■ **The problem**:
Your job is to restate each entry word for word.

■ **Records for the task**:

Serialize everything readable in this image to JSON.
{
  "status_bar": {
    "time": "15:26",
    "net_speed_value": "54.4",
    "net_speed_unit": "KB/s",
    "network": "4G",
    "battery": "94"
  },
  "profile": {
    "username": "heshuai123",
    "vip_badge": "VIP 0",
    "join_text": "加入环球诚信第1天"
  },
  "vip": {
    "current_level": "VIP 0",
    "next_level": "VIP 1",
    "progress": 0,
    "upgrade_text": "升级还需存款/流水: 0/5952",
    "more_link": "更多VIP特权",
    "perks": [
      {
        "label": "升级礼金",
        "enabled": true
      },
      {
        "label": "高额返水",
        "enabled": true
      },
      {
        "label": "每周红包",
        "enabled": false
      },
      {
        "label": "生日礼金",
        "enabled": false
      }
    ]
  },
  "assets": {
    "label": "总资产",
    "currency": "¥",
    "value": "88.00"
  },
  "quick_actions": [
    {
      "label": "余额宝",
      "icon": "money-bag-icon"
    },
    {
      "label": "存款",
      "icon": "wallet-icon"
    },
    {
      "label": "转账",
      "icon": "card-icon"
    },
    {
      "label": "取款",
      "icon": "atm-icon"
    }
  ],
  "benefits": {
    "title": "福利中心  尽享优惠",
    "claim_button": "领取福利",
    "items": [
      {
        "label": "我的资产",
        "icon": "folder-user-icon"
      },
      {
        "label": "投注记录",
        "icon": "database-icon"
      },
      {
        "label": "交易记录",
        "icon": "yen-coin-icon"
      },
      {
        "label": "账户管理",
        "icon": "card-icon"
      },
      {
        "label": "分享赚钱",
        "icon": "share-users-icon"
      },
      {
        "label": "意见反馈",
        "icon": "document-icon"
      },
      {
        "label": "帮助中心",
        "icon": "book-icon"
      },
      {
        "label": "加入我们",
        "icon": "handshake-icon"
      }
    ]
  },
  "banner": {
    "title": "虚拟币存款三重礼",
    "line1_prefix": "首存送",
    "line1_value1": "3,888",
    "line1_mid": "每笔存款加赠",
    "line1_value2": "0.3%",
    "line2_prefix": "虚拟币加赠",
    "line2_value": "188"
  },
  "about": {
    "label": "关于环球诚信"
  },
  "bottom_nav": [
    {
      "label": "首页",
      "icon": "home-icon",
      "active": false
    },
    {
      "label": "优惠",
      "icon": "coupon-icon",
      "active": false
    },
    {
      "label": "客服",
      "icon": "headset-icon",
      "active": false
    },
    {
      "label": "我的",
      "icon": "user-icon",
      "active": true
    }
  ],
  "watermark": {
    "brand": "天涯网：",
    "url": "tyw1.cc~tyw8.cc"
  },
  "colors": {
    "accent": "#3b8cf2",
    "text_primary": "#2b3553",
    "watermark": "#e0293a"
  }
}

■ **Result for this exercise**:
Serialize everything readable in this image to JSON.
{
  "status_bar": {
    "time": "15:26",
    "net_speed_value": "54.4",
    "net_speed_unit": "KB/s",
    "network": "4G",
    "battery": "94"
  },
  "profile": {
    "username": "heshuai123",
    "vip_badge": "VIP 0",
    "join_text": "加入环球诚信第1天"
  },
  "vip": {
    "current_level": "VIP 0",
    "next_level": "VIP 1",
    "progress": 0,
    "upgrade_text": "升级还需存款/流水: 0/5952",
    "more_link": "更多VIP特权",
    "perks": [
      {
        "label": "升级礼金",
        "enabled": true
      },
      {
        "label": "高额返水",
        "enabled": true
      },
      {
        "label": "每周红包",
        "enabled": false
      },
      {
        "label": "生日礼金",
        "enabled": false
      }
    ]
  },
  "assets": {
    "label": "总资产",
    "currency": "¥",
    "value": "88.00"
  },
  "quick_actions": [
    {
      "label": "余额宝",
      "icon": "money-bag-icon"
    },
    {
      "label": "存款",
      "icon": "wallet-icon"
    },
    {
      "label": "转账",
      "icon": "card-icon"
    },
    {
      "label": "取款",
      "icon": "atm-icon"
    }
  ],
  "benefits": {
    "title": "福利中心  尽享优惠",
    "claim_button": "领取福利",
    "items": [
      {
        "label": "我的资产",
        "icon": "folder-user-icon"
      },
      {
        "label": "投注记录",
        "icon": "database-icon"
      },
      {
        "label": "交易记录",
        "icon": "yen-coin-icon"
      },
      {
        "label": "账户管理",
        "icon": "card-icon"
      },
      {
        "label": "分享赚钱",
        "icon": "share-users-icon"
      },
      {
        "label": "意见反馈",
        "icon": "document-icon"
      },
      {
        "label": "帮助中心",
        "icon": "book-icon"
      },
      {
        "label": "加入我们",
        "icon": "handshake-icon"
      }
    ]
  },
  "banner": {
    "title": "虚拟币存款三重礼",
    "line1_prefix": "首存送",
    "line1_value1": "3,888",
    "line1_mid": "每笔存款加赠",
    "line1_value2": "0.3%",
    "line2_prefix": "虚拟币加赠",
    "line2_value": "188"
  },
  "about": {
    "label": "关于环球诚信"
  },
  "bottom_nav": [
    {
      "label": "首页",
      "icon": "home-icon",
      "active": false
    },
    {
      "label": "优惠",
      "icon": "coupon-icon",
      "active": false
    },
    {
      "label": "客服",
      "icon": "headset-icon",
      "active": false
    },
    {
      "label": "我的",
      "icon": "user-icon",
      "active": true
    }
  ],
  "watermark": {
    "brand": "天涯网：",
    "url": "tyw1.cc~tyw8.cc"
  },
  "colors": {
    "accent": "#3b8cf2",
    "text_primary": "#2b3553",
    "watermark": "#e0293a"
  }
}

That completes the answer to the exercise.